Corporate Diversification Revisited: The Political–Legal Environment, the Multilayer-Subsidiary Form, and Mergers and Acquisitions Academic Article uri icon

abstract

  • This article examines causes of product-line diversification in the largest 200 U.S. corporations between 1986 and 1996. The analysis shows that some corporations decreased their level of diversification. However, in contrast with previous studies, other corporations became more diversified. Change in the number of first-level subsidiaries and the value of mergers and acquisitions influenced corporate diversification.

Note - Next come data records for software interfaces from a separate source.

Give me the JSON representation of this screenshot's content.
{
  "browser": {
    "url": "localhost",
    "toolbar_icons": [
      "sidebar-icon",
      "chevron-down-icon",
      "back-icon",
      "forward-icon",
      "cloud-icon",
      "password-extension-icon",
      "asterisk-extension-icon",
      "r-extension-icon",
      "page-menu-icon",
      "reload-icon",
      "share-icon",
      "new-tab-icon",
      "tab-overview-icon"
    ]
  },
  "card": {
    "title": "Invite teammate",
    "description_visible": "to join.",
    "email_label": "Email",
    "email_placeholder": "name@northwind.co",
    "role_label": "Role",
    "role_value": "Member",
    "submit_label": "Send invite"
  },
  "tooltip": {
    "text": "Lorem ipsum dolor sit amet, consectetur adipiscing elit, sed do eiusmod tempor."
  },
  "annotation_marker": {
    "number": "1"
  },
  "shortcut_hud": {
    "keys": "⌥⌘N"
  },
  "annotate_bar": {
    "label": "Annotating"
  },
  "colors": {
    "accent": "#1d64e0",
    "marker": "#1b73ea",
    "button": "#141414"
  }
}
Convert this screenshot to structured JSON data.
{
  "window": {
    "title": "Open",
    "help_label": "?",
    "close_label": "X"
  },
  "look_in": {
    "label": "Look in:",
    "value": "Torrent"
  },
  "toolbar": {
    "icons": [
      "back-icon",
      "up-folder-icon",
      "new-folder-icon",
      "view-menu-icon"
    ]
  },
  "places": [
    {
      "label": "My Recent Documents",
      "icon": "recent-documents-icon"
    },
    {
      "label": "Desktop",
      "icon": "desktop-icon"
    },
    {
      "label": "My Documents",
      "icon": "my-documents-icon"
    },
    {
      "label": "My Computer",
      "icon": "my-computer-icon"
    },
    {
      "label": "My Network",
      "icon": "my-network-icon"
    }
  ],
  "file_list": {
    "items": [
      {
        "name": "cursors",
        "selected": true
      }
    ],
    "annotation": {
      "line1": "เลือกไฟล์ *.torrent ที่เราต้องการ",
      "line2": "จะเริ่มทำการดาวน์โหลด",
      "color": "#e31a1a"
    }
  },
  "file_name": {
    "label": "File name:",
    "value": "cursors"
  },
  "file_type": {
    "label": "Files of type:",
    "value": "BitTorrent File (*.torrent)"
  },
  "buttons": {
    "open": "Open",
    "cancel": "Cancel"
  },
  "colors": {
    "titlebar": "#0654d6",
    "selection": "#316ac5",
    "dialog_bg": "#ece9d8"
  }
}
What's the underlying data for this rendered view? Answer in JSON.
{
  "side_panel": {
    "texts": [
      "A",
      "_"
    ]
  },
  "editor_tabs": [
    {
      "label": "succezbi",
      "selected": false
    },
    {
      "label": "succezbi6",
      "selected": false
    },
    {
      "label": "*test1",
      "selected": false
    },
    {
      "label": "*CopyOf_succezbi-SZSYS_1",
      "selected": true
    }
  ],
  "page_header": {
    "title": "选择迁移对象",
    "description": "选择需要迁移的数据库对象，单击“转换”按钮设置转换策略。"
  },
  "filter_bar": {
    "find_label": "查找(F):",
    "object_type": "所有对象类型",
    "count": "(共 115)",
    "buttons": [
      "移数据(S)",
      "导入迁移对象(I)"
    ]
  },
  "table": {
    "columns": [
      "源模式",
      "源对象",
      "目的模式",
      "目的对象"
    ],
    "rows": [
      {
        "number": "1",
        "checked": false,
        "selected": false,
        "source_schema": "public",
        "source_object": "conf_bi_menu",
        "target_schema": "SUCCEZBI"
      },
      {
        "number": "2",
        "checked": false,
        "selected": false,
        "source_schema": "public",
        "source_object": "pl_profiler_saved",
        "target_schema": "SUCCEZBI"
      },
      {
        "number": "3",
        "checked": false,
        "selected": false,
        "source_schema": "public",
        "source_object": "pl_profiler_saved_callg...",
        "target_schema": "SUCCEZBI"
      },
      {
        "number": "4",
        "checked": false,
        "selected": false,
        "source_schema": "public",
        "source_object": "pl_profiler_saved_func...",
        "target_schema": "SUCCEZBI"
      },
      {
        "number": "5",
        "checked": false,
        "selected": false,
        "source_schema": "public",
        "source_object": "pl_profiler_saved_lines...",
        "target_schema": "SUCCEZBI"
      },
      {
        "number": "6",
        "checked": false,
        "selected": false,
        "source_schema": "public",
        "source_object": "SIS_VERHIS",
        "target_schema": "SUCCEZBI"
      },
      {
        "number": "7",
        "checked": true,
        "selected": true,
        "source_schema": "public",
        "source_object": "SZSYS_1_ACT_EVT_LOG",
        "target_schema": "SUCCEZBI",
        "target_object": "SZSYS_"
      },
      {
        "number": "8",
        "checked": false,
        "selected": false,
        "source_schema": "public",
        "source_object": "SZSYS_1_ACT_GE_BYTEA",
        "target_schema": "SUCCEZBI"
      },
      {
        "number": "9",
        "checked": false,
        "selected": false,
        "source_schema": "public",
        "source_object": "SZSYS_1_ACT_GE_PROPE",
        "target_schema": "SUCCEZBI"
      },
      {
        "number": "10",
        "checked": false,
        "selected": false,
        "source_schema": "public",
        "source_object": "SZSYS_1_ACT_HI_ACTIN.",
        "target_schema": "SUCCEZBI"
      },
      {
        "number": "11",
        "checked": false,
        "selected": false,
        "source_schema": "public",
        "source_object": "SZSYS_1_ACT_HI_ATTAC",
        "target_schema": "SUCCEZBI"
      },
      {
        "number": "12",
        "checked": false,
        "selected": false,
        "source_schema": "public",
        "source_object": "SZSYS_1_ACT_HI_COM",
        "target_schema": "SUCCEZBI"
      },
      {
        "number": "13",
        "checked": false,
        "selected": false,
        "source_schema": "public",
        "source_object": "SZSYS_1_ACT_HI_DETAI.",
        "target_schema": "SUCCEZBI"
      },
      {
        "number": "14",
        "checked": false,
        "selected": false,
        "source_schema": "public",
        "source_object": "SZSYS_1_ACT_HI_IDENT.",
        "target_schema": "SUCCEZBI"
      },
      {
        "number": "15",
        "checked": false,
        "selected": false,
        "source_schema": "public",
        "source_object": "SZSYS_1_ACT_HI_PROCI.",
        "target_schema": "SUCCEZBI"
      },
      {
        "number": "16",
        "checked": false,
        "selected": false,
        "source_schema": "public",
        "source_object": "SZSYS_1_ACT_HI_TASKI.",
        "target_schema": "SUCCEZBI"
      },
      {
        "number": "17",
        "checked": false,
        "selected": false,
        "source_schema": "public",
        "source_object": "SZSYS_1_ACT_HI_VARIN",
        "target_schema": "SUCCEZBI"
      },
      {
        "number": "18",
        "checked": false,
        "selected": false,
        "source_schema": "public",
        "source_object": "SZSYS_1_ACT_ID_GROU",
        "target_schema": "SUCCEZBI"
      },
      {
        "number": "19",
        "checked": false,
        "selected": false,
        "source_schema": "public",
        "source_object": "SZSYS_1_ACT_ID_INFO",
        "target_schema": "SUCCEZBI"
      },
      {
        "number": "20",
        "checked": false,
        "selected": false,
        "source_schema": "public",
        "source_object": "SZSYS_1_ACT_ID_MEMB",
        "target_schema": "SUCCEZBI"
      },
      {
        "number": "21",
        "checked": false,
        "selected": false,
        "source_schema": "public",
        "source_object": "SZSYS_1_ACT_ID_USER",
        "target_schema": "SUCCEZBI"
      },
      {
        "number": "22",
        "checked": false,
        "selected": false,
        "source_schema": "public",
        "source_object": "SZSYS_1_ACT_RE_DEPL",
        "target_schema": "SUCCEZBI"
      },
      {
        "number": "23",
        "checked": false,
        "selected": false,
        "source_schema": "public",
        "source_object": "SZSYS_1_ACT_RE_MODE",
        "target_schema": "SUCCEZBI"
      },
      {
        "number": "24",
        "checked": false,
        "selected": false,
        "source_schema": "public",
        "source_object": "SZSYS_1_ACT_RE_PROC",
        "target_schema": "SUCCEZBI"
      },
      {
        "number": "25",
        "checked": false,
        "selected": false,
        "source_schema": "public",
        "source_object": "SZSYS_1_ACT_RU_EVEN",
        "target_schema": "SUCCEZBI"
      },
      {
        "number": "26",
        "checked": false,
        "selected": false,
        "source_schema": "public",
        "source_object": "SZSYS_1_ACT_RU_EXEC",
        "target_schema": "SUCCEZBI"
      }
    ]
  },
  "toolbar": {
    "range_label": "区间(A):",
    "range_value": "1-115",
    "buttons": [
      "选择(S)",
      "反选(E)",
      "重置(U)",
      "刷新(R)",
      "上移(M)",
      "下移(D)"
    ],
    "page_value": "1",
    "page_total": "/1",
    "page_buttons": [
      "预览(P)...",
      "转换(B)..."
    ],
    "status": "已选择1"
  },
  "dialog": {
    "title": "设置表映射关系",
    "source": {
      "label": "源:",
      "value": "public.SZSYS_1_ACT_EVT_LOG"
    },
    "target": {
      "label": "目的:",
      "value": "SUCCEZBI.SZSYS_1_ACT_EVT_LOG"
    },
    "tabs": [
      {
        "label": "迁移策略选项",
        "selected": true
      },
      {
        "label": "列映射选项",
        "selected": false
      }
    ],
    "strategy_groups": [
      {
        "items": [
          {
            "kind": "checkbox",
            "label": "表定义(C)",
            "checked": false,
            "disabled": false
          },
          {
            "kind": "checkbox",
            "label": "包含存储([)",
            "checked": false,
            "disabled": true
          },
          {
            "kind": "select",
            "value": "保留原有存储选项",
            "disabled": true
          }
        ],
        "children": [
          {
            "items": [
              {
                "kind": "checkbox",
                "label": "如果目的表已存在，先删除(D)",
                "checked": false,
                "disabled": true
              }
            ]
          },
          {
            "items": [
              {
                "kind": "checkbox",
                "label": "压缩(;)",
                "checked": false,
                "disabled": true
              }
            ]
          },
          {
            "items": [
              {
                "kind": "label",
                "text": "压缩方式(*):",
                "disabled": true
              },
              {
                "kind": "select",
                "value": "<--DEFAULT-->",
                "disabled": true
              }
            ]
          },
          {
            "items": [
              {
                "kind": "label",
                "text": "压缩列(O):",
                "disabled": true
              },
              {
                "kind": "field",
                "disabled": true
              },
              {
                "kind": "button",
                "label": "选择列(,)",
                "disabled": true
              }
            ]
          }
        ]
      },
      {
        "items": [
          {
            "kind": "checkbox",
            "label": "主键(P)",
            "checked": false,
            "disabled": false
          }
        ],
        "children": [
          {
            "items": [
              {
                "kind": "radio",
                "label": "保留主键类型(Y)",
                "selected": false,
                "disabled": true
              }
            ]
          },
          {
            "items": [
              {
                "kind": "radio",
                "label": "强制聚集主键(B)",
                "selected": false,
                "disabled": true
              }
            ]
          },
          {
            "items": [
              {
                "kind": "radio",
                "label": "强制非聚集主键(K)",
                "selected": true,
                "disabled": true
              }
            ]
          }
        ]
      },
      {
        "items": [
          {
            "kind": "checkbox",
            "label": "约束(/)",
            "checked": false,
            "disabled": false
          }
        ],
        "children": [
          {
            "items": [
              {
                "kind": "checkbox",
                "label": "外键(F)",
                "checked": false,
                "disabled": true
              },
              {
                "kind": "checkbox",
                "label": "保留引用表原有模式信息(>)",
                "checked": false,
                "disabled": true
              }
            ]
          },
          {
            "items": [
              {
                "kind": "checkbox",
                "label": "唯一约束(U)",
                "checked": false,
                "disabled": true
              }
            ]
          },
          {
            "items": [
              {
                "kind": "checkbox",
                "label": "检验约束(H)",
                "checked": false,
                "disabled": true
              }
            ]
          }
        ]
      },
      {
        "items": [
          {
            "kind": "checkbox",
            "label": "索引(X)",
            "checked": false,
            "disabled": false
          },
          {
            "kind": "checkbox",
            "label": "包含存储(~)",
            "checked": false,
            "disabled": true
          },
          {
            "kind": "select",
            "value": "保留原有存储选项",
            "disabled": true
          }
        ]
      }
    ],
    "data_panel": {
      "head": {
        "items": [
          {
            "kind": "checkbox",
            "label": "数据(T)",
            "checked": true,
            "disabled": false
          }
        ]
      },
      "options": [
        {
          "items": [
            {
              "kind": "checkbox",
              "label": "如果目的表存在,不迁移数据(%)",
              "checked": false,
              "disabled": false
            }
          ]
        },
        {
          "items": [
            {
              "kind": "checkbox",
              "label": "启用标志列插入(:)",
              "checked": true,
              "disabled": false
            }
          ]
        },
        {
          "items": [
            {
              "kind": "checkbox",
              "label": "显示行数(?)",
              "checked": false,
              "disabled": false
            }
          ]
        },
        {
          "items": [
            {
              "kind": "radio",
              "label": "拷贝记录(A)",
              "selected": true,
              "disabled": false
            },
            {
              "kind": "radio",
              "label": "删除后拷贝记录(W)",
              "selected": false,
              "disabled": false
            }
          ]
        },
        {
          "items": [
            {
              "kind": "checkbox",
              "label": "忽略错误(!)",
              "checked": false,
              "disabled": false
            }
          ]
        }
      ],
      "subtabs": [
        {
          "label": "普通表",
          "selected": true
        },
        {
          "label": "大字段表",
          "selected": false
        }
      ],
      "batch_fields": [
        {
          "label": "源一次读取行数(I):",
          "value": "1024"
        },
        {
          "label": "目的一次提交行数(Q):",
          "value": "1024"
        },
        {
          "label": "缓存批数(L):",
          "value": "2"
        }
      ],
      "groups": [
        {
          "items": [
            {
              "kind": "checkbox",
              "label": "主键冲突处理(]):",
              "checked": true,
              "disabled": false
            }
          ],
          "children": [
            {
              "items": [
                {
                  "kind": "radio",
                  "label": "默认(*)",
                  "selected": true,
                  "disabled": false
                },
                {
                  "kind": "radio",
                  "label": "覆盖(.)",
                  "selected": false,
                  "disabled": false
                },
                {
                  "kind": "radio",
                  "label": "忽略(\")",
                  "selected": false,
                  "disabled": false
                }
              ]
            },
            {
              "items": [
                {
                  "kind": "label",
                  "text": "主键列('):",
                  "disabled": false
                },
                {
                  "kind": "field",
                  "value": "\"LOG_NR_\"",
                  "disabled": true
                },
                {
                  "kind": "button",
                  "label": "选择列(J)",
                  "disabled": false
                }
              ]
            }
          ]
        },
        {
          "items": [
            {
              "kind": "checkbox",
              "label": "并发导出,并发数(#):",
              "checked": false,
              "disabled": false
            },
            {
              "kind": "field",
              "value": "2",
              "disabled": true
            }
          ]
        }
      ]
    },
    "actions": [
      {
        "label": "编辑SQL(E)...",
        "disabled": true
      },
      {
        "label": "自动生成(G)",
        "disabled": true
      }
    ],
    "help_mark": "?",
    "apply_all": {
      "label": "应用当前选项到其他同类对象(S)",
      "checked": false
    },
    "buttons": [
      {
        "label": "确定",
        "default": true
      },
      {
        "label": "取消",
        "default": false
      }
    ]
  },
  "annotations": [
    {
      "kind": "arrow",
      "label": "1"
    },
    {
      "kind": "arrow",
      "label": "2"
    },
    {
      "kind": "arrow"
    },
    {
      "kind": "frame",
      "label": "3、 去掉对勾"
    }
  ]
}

In contrast with the multidivisional form, the organizational characteristics of the multilayer-subsidiary form give management greater capacity to socialize capital, pursue mergers and acquisitions, and manage a large and diversified corporation. This multilayer-subsidiary form limits the managerial problem of bounded rationality by organizing product lines and product groups in legally independent subsidiary corporations that are embedded in their respective markets. © 2008 Midwest Sociological Society.

published proceedings

  • The Sociological Quarterly

author list (cited authors)

  • Prechel, H., Morris, T., Woods, T., & Walden, R

citation count

  • 6

complete list of authors

  • Prechel, Harland||Morris, Theresa||Woods, Tim||Walden, Rachel

publication date

  • September 2008